An English Lesson
I came across an old-school mimeographed handout I got while in 11th grade advanced placement English. Eleventh grade was the year where I switched from uber math geek to literary wannabe. Up until the first week of school, I was slated for the typical “honors” English; but when I found out that my friends were in AP, I petitioned the teacher, Mr. Moore, to let me join the class. I hadn’t read the summer reading, Mr. Moore said, and, as the test over the three books was scheduled for that Friday, I would have to catch up quick.
I scored copies of the three books and stayed up through the nights leading up to Friday, honest-to-God reading every page. Annie Dillard’s “Pilgrim at Tinker Creek” was one of the books. I can’t bring up the other two–sad, I know. That week was the first time I can remember willing myself to accomplish something. I remember that some of the AP kids hadn’t read the books either, and were also cramming. It was simultaneously my first real lesson in the nature of people–that some will always squander opportunity. I was tired, Friday, but I passed the test.

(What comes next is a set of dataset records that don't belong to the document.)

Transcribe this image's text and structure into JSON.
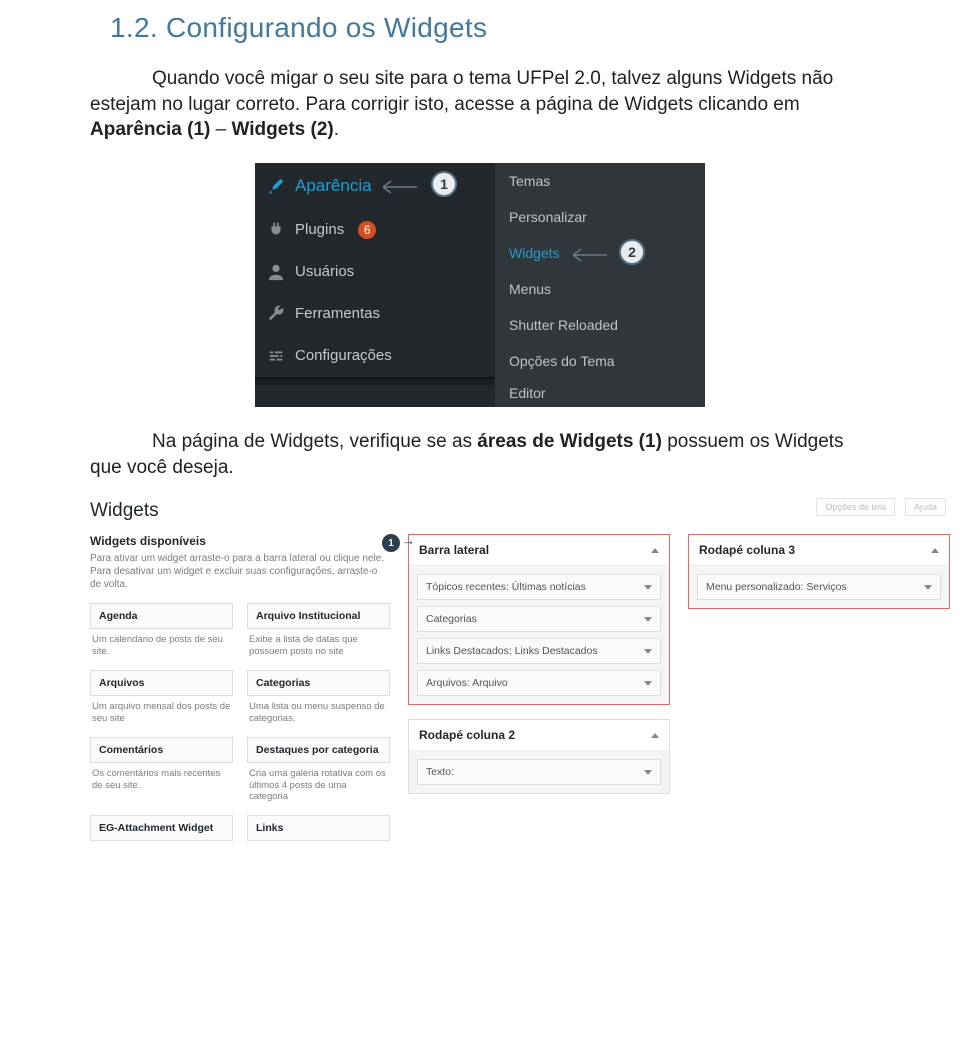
{
  "heading": "1.2. Configurando os Widgets",
  "para1_1": "Quando você migar o seu site para o tema UFPel 2.0, talvez alguns Widgets não estejam no lugar correto. Para corrigir isto, acesse a página de Widgets clicando em ",
  "para1_bold1": "Aparência (1)",
  "para1_mid": " – ",
  "para1_bold2": "Widgets (2)",
  "para1_end": ".",
  "para2_1": "Na página de Widgets, verifique se as ",
  "para2_bold": "áreas de Widgets (1)",
  "para2_2": " possuem os Widgets que você deseja.",
  "callout1": "1",
  "callout2": "2",
  "wp_left": [
    {
      "icon": "brush",
      "label": "Aparência",
      "active": true
    },
    {
      "icon": "plug",
      "label": "Plugins",
      "badge": "6"
    },
    {
      "icon": "user",
      "label": "Usuários"
    },
    {
      "icon": "wrench",
      "label": "Ferramentas"
    },
    {
      "icon": "sliders",
      "label": "Configurações"
    }
  ],
  "wp_right": [
    {
      "label": "Temas"
    },
    {
      "label": "Personalizar"
    },
    {
      "label": "Widgets",
      "highlight": true
    },
    {
      "label": "Menus"
    },
    {
      "label": "Shutter Reloaded"
    },
    {
      "label": "Opções do Tema"
    },
    {
      "label": "Editor"
    }
  ],
  "wg": {
    "top_btns": [
      "Opções de tela",
      "Ajuda"
    ],
    "title": "Widgets",
    "sub": "Widgets disponíveis",
    "desc": "Para ativar um widget arraste-o para a barra lateral ou clique nele. Para desativar um widget e excluir suas configurações, arraste-o de volta.",
    "avail": [
      {
        "name": "Agenda",
        "txt": "Um calendário de posts de seu site."
      },
      {
        "name": "Arquivo Institucional",
        "txt": "Exibe a lista de datas que possuem posts no site"
      },
      {
        "name": "Arquivos",
        "txt": "Um arquivo mensal dos posts de seu site"
      },
      {
        "name": "Categorias",
        "txt": "Uma lista ou menu suspenso de categorias."
      },
      {
        "name": "Comentários",
        "txt": "Os comentários mais recentes de seu site."
      },
      {
        "name": "Destaques por categoria",
        "txt": "Cria uma galeria rotativa com os últimos 4 posts de uma categoria"
      },
      {
        "name": "EG-Attachment Widget",
        "txt": ""
      },
      {
        "name": "Links",
        "txt": ""
      }
    ],
    "badge1": "1",
    "areas_left": [
      {
        "title": "Barra lateral",
        "open": true,
        "items": [
          "Tópicos recentes: Últimas notícias",
          "Categorias",
          "Links Destacados: Links Destacados",
          "Arquivos: Arquivo"
        ]
      },
      {
        "title": "Rodapé coluna 2",
        "open": true,
        "items": [
          "Texto:"
        ]
      }
    ],
    "areas_right": [
      {
        "title": "Rodapé coluna 3",
        "open": true,
        "items": [
          "Menu personalizado: Serviços"
        ]
      }
    ]
  }
}
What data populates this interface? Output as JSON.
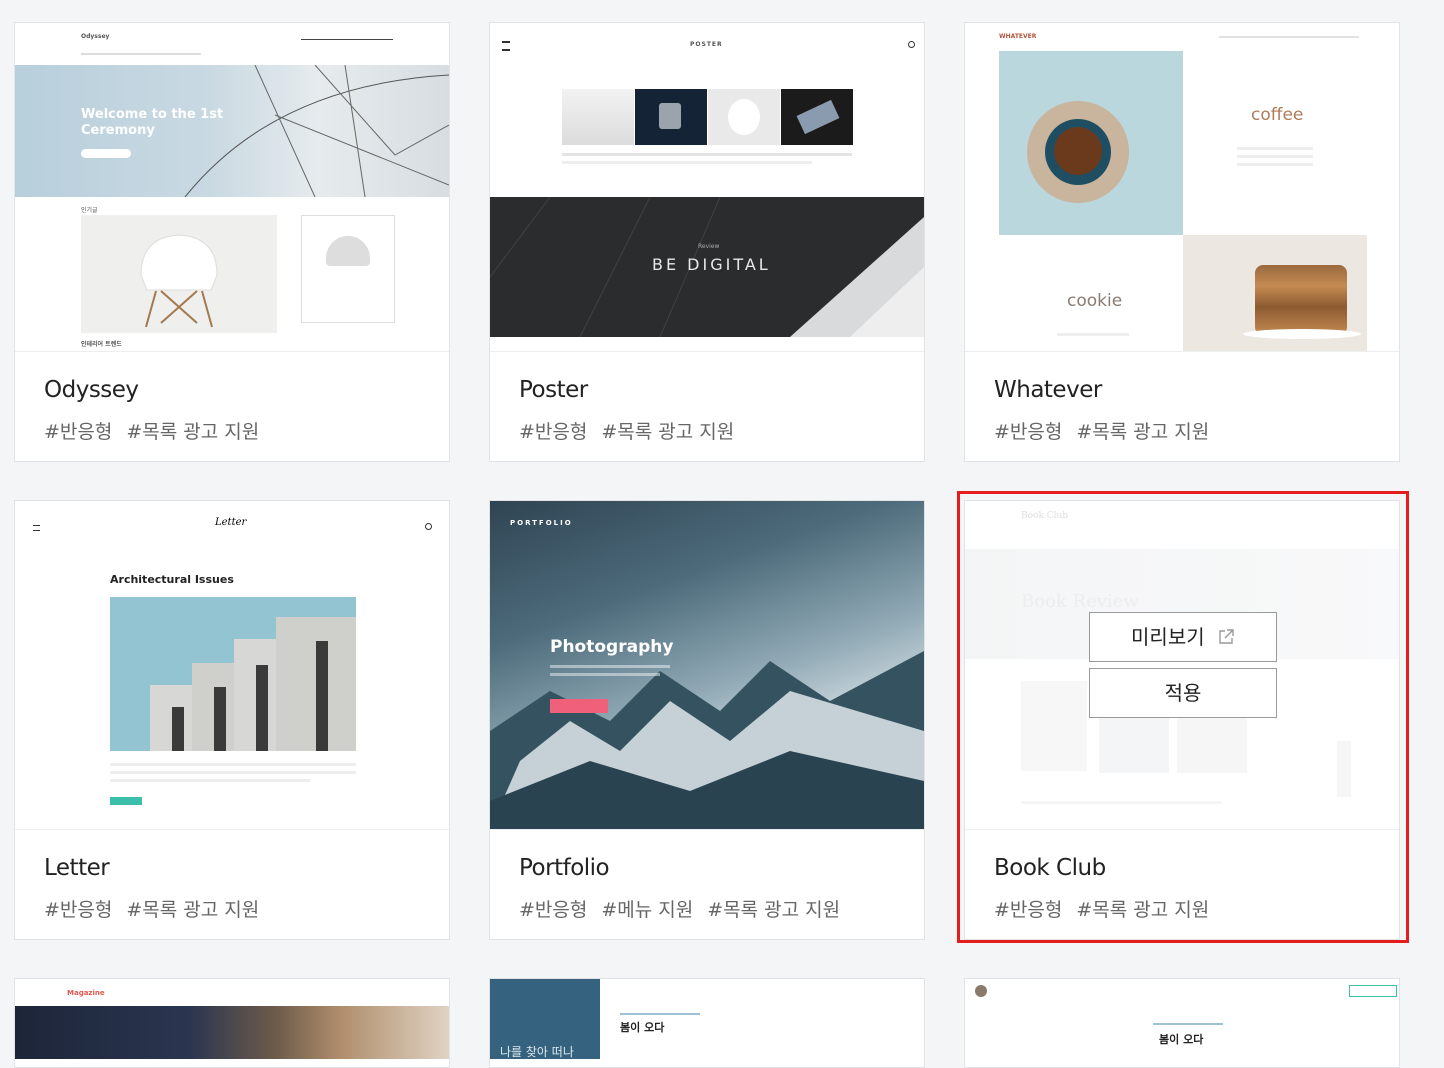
{
  "themes": [
    {
      "name": "Odyssey",
      "tags": [
        "#반응형",
        "#목록 광고 지원"
      ]
    },
    {
      "name": "Poster",
      "tags": [
        "#반응형",
        "#목록 광고 지원"
      ]
    },
    {
      "name": "Whatever",
      "tags": [
        "#반응형",
        "#목록 광고 지원"
      ]
    },
    {
      "name": "Letter",
      "tags": [
        "#반응형",
        "#목록 광고 지원"
      ]
    },
    {
      "name": "Portfolio",
      "tags": [
        "#반응형",
        "#메뉴 지원",
        "#목록 광고 지원"
      ]
    },
    {
      "name": "Book Club",
      "tags": [
        "#반응형",
        "#목록 광고 지원"
      ]
    }
  ],
  "thumb_text": {
    "odyssey_brand": "Odyssey",
    "odyssey_heading": "Welcome to the 1st Ceremony",
    "odyssey_section": "인테리어 트렌드",
    "poster_brand": "POSTER",
    "poster_banner": "BE DIGITAL",
    "poster_banner_small": "Review",
    "whatever_brand": "WHATEVER",
    "whatever_coffee": "coffee",
    "whatever_cookie": "cookie",
    "letter_brand": "Letter",
    "letter_heading": "Architectural Issues",
    "portfolio_brand": "PORTFOLIO",
    "portfolio_heading": "Photography",
    "bookclub_brand": "Book Club",
    "bookclub_hero": "Book Review",
    "magazine_brand": "Magazine",
    "row3_mid_title": "봄이 오다",
    "row3_mid_side": "나를 찾아 떠나",
    "row3_right_title": "봄이 오다"
  },
  "overlay": {
    "preview_label": "미리보기",
    "apply_label": "적용"
  },
  "colors": {
    "highlight": "#e41d1d",
    "magazine_red": "#e5584f",
    "portfolio_pink": "#f0607a",
    "letter_teal": "#3cbfaa"
  }
}
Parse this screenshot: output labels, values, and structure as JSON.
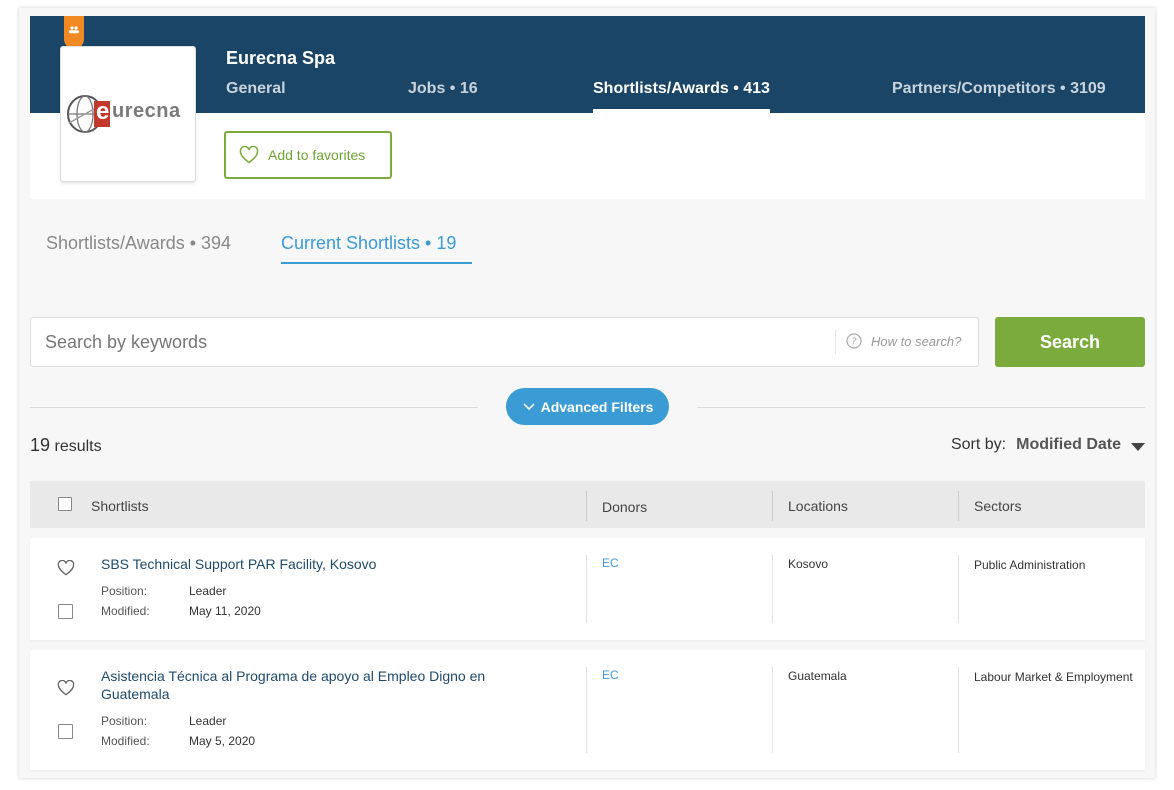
{
  "company": {
    "name": "Eurecna Spa",
    "logo_text": "urecna",
    "logo_letter": "e"
  },
  "header_tabs": [
    {
      "label": "General",
      "active": false
    },
    {
      "label": "Jobs • 16",
      "active": false
    },
    {
      "label": "Shortlists/Awards • 413",
      "active": true
    },
    {
      "label": "Partners/Competitors • 3109",
      "active": false
    }
  ],
  "favorites": {
    "label": "Add to favorites"
  },
  "sub_tabs": [
    {
      "label": "Shortlists/Awards • 394",
      "active": false
    },
    {
      "label": "Current Shortlists • 19",
      "active": true
    }
  ],
  "search": {
    "placeholder": "Search by keywords",
    "how_label": "How to search?",
    "button_label": "Search"
  },
  "filters": {
    "label": "Advanced Filters"
  },
  "results": {
    "count": "19",
    "label": "results"
  },
  "sort": {
    "label": "Sort by:",
    "value": "Modified Date"
  },
  "table": {
    "headers": [
      "Shortlists",
      "Donors",
      "Locations",
      "Sectors"
    ],
    "rows": [
      {
        "title": "SBS Technical Support PAR Facility, Kosovo",
        "position_label": "Position:",
        "position": "Leader",
        "modified_label": "Modified:",
        "modified": "May 11, 2020",
        "donor": "EC",
        "location": "Kosovo",
        "sector": "Public Administration"
      },
      {
        "title": "Asistencia Técnica al Programa de apoyo al Empleo Digno en Guatemala",
        "position_label": "Position:",
        "position": "Leader",
        "modified_label": "Modified:",
        "modified": "May 5, 2020",
        "donor": "EC",
        "location": "Guatemala",
        "sector": "Labour Market & Employment"
      }
    ]
  },
  "colors": {
    "header_bg": "#1a4566",
    "accent_green": "#7bab3d",
    "accent_blue": "#3a9bd5",
    "ribbon_orange": "#f28a24"
  }
}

It was a good year. It awoke my inner writer. Mr. Moore was a tough teacher, but he was honest. I thought, at the time, that I was this big sh*t writer. I was a real dick back then, haughty and drunk on GPA and my elitist friends. I remember being chided and corrected on my writing and feeling indignant. Hurt pride. Teenage angst, emotions, too much for the small sprouts of prose. My sentences were mangled and fustian. Instead of cultivating my new crop, I was already ready for the harvest.
The year ended. There was 12th grade AP English, but I was to follow my family to Kentucky for my final year of high school. I went back for a wedding two years later, but haven’t returned since.
Anyway, here is the handout. It’s a collection of common figures of speech. Enjoy:
Alliteration — Repetition of initial consonant sounds, “beat and empty barrel with the handle of a broom” — Vachel Lindsey, “The fair breeze blew the white foam flew.”
Allusion — A brief passing reference to history, literature, famous people or events, “a figure like Apollo,” “Freud was called the Columbus of the mind.”
Analogy — Unlike items are compared at some length. “Sail on O Ship of State.” “All the world’s a stage and each of us merely players.”
Assonance — Repetition of the same or similar vowel sounds in consecutive words. “Fruit of the Loom,” “How now Brown Cow,” “The owl shall seek out the mouse.”
Hyperbole — An exaggeration not intended to deceive but to emphasize. “This suitcase weighs a ton.” “Mountainous waves breaking on the shore.”
Irony — The writer says one thing but intentionally means something else. “Work fascinates me.” “I can sit and watch it for hours.”
Meiosis — An exaggeration to understate. “Oh! I’m in a bit of a pickle.”
Metaphor — Comparison between two unlike objects or ideas, making a direct statement. “Fame is a flighty bee,” “The heart is a machine.”
Metonymy — The substitution of a term for one with which it is closely associated. “All hands on deck,” “You can’t fight city hall.” Referring to the king as “the crown.”
Onomatopoeia — The word sounds like its meaning, “buzz, crash, clang, puff, zing, thud, clap, tap.”
Paradox — A statement which is basically true, but seems to say two different things. “To damn with faint praise,” “deafening silence,” “alone in the crowd,” “the victory is bitter sweet.”
Personification — Giving human qualities to non-human objects, “the old moon laughed,” “the trees kneeling in praise.”
Simile — Comparison of two unlike objects using “like” or “as.” “His hair was like moldy hay,” “islands struck like pearls in the sea.”
Synecdoche — Substituting part for a whole. “Teacher counted heads.”